Start noticing that word should in your self-talk.  Recognize when it’s not helpful to you.  Find something different to focus on.  Take a step toward the goal.  You really should.

Mindfulness: My New Year’s Resolution

It’s day 4 of the new year.  I had intended to post about this a few days ago, but illness has befallen my household.  Since New Year’s Eve it’s been like dominoes at my house with one family member after another falling with what appears to be influenza.  So resolution one is to actually get up from the couch (I’m the latest victim) and then sanitize every surface in this house.
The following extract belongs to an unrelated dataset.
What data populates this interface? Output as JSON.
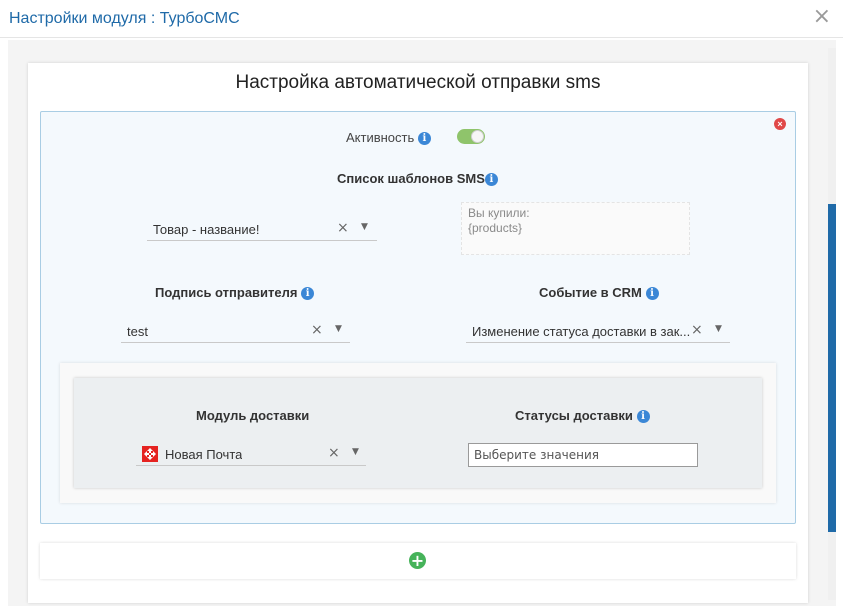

But resolution two is to increase my daily practice of mindfulness.  Mindfulness may bring up mental images of Buddhist monks or hard-core yoga folks “omming” away in a lotus pose.  Those things are great, but more practical mindfulness is as simple as noticing your thoughts and feelings and being fully present in the moment.

Our increasingly harried lives are full of so many things drawing our attention away from being mindful.  Smart phones, full-time jobs, kids’ activities, family obligations…you get the idea.  I can relate to clients and friends who report feeling over-scheduled, busy, anxious, and stressed.  Increased mindfulness can help with those feelings and a variety of resolutions you might have made for this year.

For example:

  • Mindfulness in eating = stopping when you are full
  • Mindfulness in fitness = noticing your body’s need for movement and doing it
  • Mindfulness in parenting = less Dinosaur Mom
  • Mindfulness at work = increased focus on important tasks
  • Mindfulness in decision-making = giving a best yes (I’ll post about this later)
  • Mindfulness in relationships = being present and enjoying time together (a.k.a back away from the smart phone)

Great.  So how does one go about this?  Here are a few easy-to-do ways to begin:

  • Deep breathing.  I like 4-7-8 breathing: breathe in for 4, hold for 7, then out for 8.  It feels like a really long time to hold for a count of 7, but a couple of those sequences can be very calming.
  • Naming your feeling.  So you’re stressed about something at work and it’s coming out at home.  With mindfulness, get specific about the feeling behind the stress, such as disappointment a project did go well or feeling undervalued by a supervisor.
  • Recognize your self-talk.  We’ve all got a coach in our heads either building us up or tearing us down.  If your self-talk sounds like “I’m a loser.  How could I mess up like that!  I’ll never get past this.” etc., work on changing those thoughts into more positive ones like “I made a mistake.  Mistakes happen. I can work to make this better.”
  • Gratitude.  I love this one.  Be mindful of positive things in your life.  Take a time every day to focus on one aspect of your life for which you are grateful.

Here’s to a mindful 2018!